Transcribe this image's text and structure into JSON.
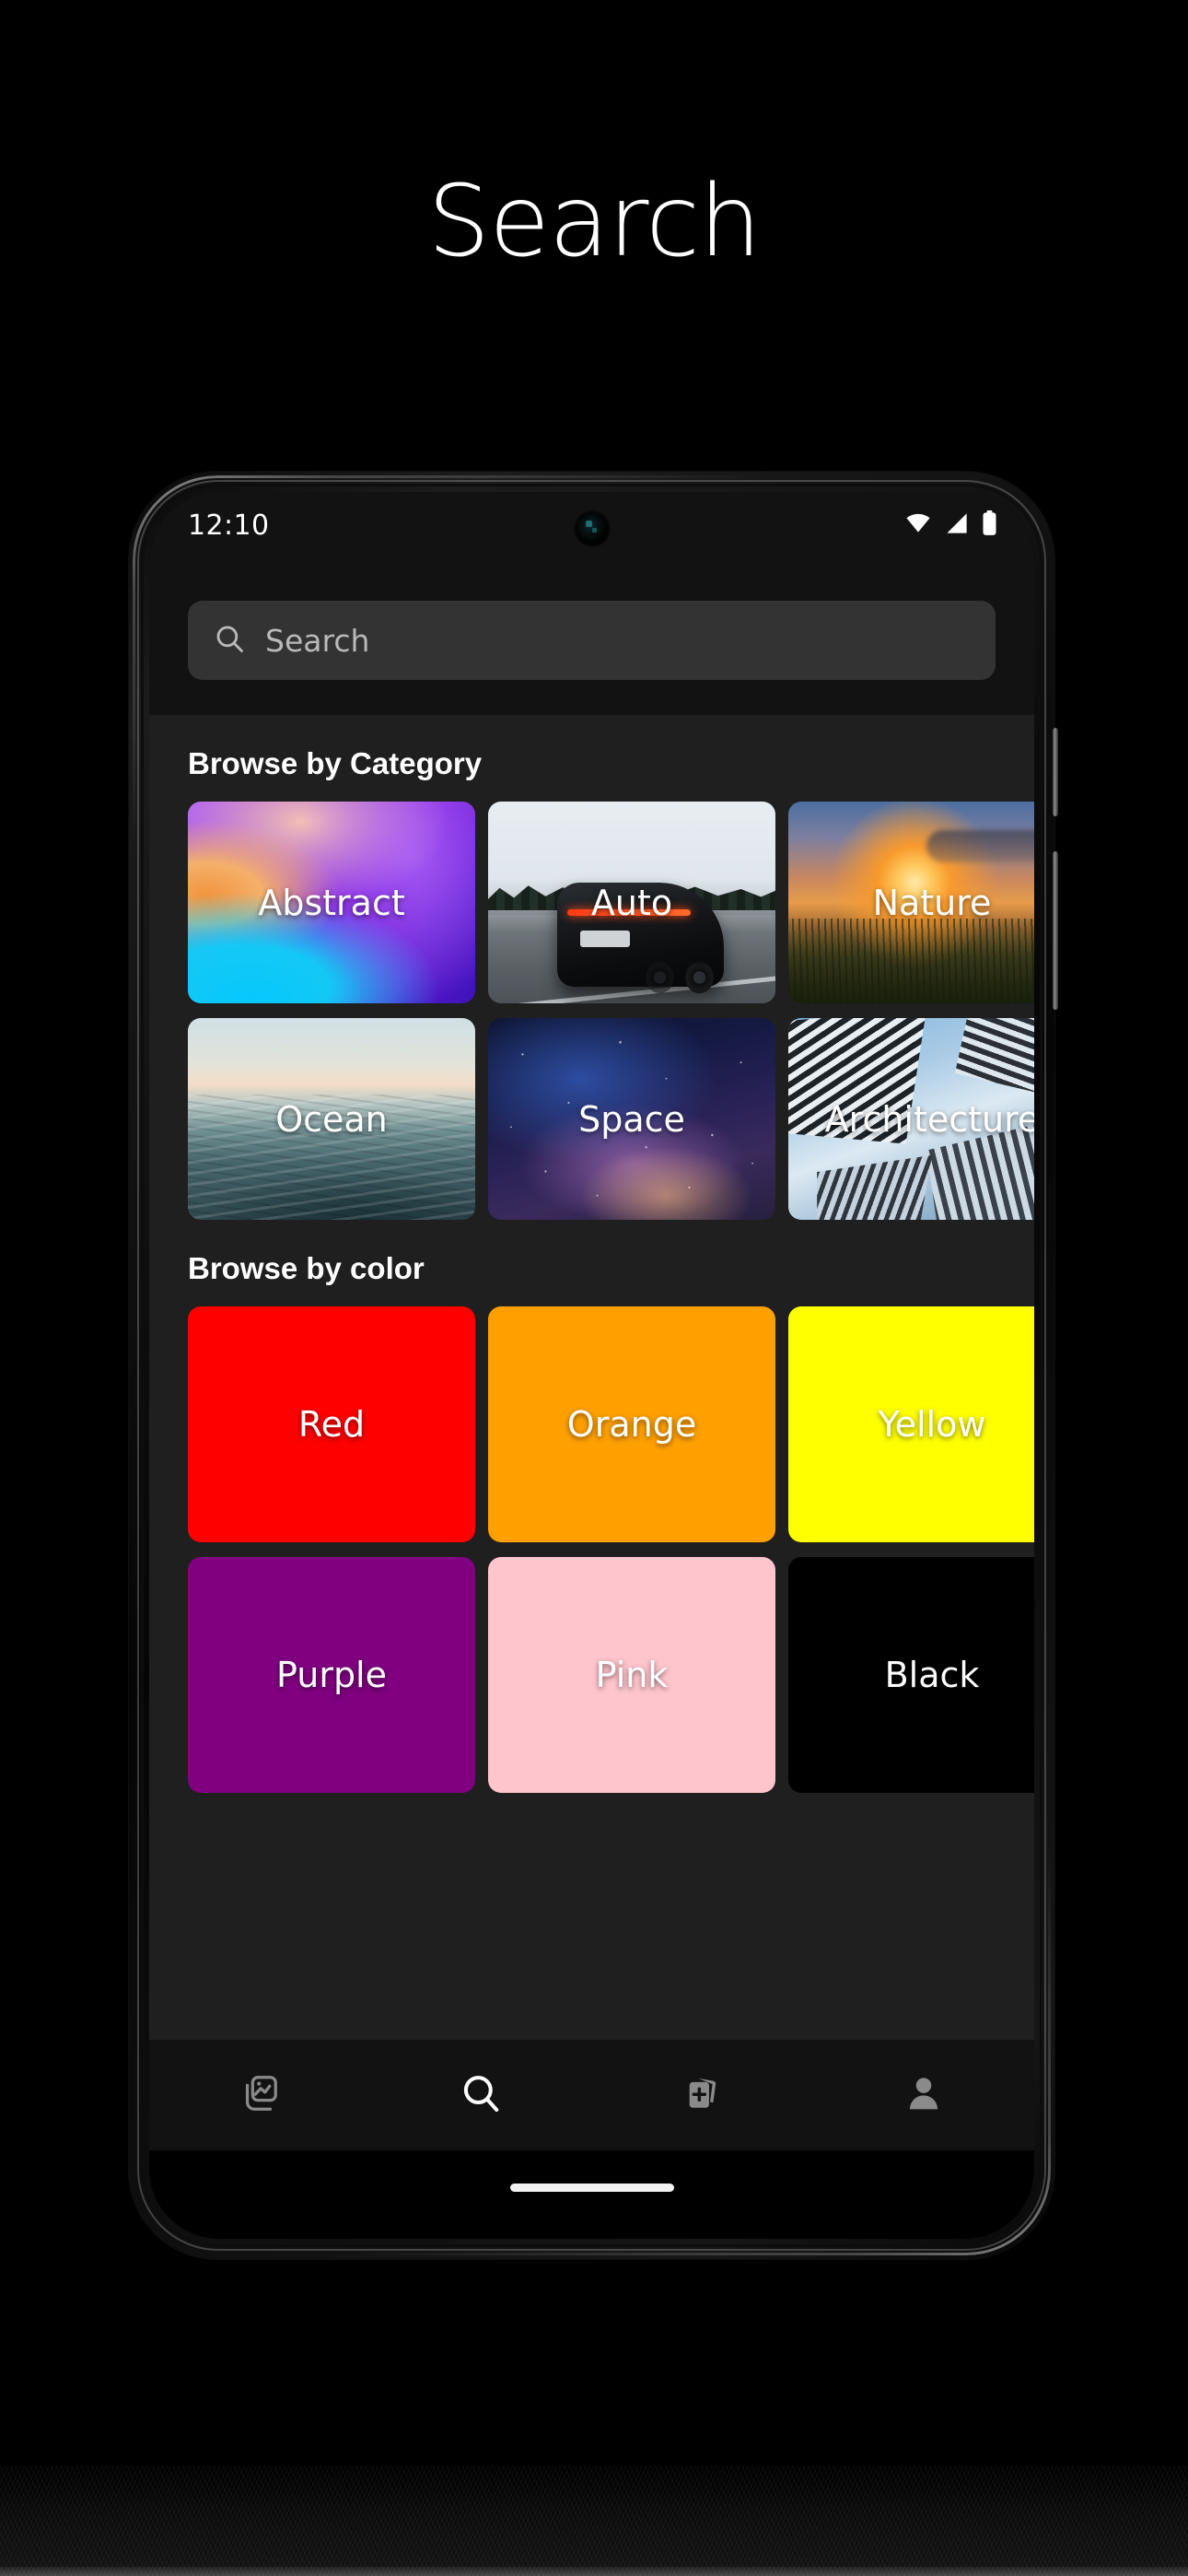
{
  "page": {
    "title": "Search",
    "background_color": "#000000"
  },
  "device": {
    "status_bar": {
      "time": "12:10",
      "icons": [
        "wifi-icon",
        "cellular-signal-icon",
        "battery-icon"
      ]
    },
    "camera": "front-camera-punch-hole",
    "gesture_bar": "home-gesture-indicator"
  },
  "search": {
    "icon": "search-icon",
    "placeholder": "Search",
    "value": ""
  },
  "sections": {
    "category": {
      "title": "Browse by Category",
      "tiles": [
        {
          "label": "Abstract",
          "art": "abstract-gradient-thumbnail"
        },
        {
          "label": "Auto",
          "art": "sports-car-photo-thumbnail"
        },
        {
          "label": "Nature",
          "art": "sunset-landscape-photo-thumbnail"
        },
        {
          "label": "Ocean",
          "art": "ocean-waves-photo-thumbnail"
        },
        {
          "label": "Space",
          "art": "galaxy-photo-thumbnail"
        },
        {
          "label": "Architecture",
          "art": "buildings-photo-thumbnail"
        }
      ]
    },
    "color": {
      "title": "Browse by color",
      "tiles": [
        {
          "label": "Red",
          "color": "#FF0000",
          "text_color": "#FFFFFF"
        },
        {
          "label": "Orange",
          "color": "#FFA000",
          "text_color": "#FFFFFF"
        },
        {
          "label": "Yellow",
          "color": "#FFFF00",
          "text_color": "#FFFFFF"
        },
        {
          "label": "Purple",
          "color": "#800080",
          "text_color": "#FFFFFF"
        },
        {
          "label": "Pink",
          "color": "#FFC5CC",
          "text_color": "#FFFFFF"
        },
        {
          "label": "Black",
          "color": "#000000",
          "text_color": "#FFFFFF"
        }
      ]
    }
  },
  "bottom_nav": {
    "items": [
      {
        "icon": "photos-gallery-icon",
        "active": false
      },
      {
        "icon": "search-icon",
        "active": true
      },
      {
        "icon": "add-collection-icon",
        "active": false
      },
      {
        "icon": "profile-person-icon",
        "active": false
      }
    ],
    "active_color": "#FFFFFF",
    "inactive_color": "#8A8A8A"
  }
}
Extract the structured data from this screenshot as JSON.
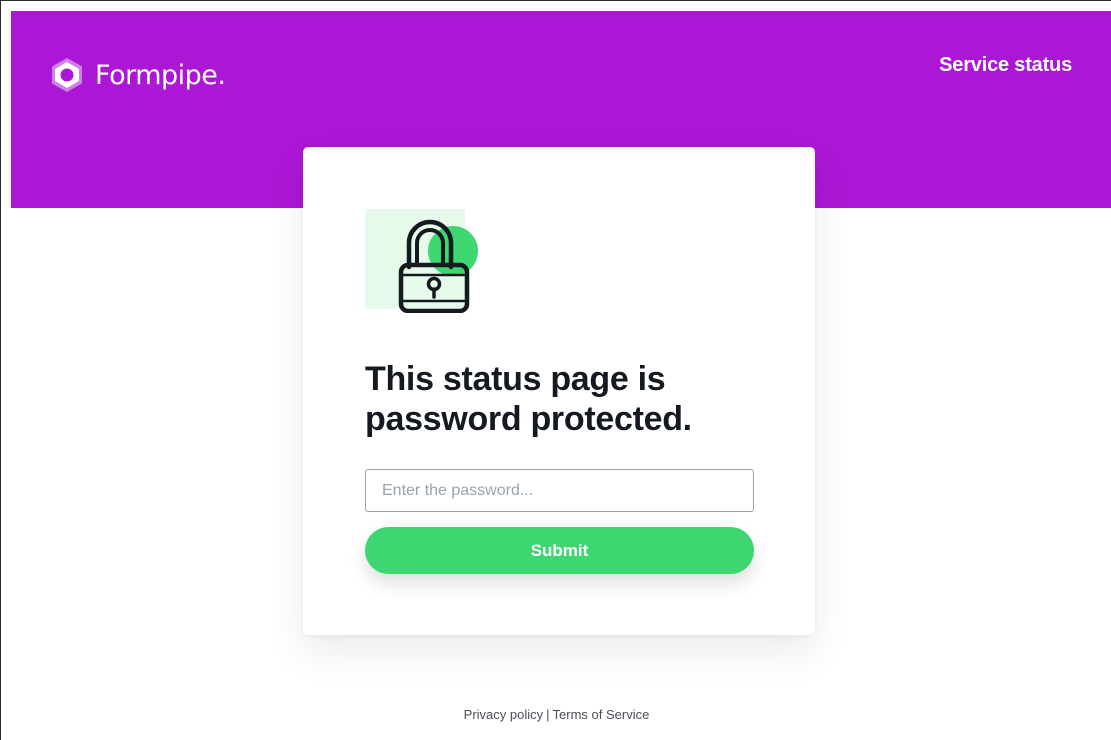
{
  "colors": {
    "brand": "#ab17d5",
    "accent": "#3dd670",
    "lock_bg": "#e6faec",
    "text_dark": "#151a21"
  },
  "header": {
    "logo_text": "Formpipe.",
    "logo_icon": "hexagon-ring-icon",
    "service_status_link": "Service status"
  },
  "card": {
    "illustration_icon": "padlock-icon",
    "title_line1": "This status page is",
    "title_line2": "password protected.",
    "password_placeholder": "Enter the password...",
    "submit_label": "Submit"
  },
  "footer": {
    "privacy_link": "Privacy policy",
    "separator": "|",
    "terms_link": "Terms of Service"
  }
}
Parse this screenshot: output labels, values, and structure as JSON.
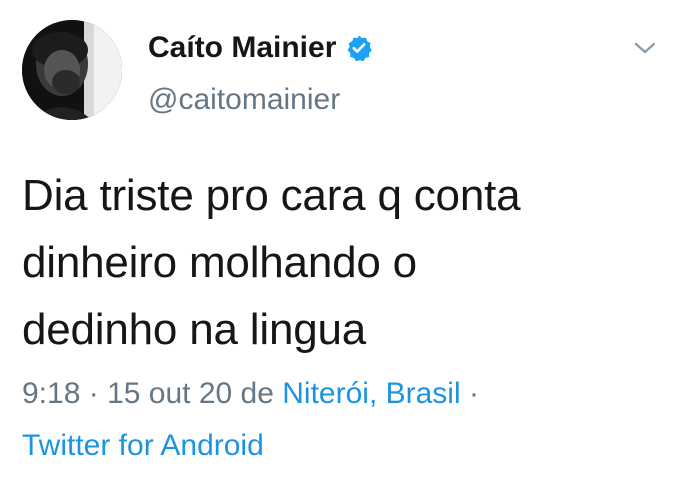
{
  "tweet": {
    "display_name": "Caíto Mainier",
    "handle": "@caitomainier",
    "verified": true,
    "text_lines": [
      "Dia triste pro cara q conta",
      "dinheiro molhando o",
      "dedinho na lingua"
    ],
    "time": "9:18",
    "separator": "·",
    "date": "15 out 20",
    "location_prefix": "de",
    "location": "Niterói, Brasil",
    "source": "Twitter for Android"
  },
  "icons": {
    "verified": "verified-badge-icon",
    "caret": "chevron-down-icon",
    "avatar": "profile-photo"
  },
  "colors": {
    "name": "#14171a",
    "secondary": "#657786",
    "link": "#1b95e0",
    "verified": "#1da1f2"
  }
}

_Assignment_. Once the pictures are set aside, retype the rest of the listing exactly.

_Exercise answer_.
Transcribe this image's text and structure into JSON.
{
  "page": {
    "title": "Search",
    "background_color": "#000000"
  },
  "device": {
    "status_bar": {
      "time": "12:10",
      "icons": [
        "wifi-icon",
        "cellular-signal-icon",
        "battery-icon"
      ]
    },
    "camera": "front-camera-punch-hole",
    "gesture_bar": "home-gesture-indicator"
  },
  "search": {
    "icon": "search-icon",
    "placeholder": "Search",
    "value": ""
  },
  "sections": {
    "category": {
      "title": "Browse by Category",
      "tiles": [
        {
          "label": "Abstract",
          "art": "abstract-gradient-thumbnail"
        },
        {
          "label": "Auto",
          "art": "sports-car-photo-thumbnail"
        },
        {
          "label": "Nature",
          "art": "sunset-landscape-photo-thumbnail"
        },
        {
          "label": "Ocean",
          "art": "ocean-waves-photo-thumbnail"
        },
        {
          "label": "Space",
          "art": "galaxy-photo-thumbnail"
        },
        {
          "label": "Architecture",
          "art": "buildings-photo-thumbnail"
        }
      ]
    },
    "color": {
      "title": "Browse by color",
      "tiles": [
        {
          "label": "Red",
          "color": "#FF0000",
          "text_color": "#FFFFFF"
        },
        {
          "label": "Orange",
          "color": "#FFA000",
          "text_color": "#FFFFFF"
        },
        {
          "label": "Yellow",
          "color": "#FFFF00",
          "text_color": "#FFFFFF"
        },
        {
          "label": "Purple",
          "color": "#800080",
          "text_color": "#FFFFFF"
        },
        {
          "label": "Pink",
          "color": "#FFC5CC",
          "text_color": "#FFFFFF"
        },
        {
          "label": "Black",
          "color": "#000000",
          "text_color": "#FFFFFF"
        }
      ]
    }
  },
  "bottom_nav": {
    "items": [
      {
        "icon": "photos-gallery-icon",
        "active": false
      },
      {
        "icon": "search-icon",
        "active": true
      },
      {
        "icon": "add-collection-icon",
        "active": false
      },
      {
        "icon": "profile-person-icon",
        "active": false
      }
    ],
    "active_color": "#FFFFFF",
    "inactive_color": "#8A8A8A"
  }
}
Extract the structured data from this screenshot as JSON.
{
  "colors": {
    "brand": "#ab17d5",
    "accent": "#3dd670",
    "lock_bg": "#e6faec",
    "text_dark": "#151a21"
  },
  "header": {
    "logo_text": "Formpipe.",
    "logo_icon": "hexagon-ring-icon",
    "service_status_link": "Service status"
  },
  "card": {
    "illustration_icon": "padlock-icon",
    "title_line1": "This status page is",
    "title_line2": "password protected.",
    "password_placeholder": "Enter the password...",
    "submit_label": "Submit"
  },
  "footer": {
    "privacy_link": "Privacy policy",
    "separator": "|",
    "terms_link": "Terms of Service"
  }
}
Parse this screenshot: output labels, values, and structure as JSON.
{
  "tweet": {
    "display_name": "Caíto Mainier",
    "handle": "@caitomainier",
    "verified": true,
    "text_lines": [
      "Dia triste pro cara q conta",
      "dinheiro molhando o",
      "dedinho na lingua"
    ],
    "time": "9:18",
    "separator": "·",
    "date": "15 out 20",
    "location_prefix": "de",
    "location": "Niterói, Brasil",
    "source": "Twitter for Android"
  },
  "icons": {
    "verified": "verified-badge-icon",
    "caret": "chevron-down-icon",
    "avatar": "profile-photo"
  },
  "colors": {
    "name": "#14171a",
    "secondary": "#657786",
    "link": "#1b95e0",
    "verified": "#1da1f2"
  }
}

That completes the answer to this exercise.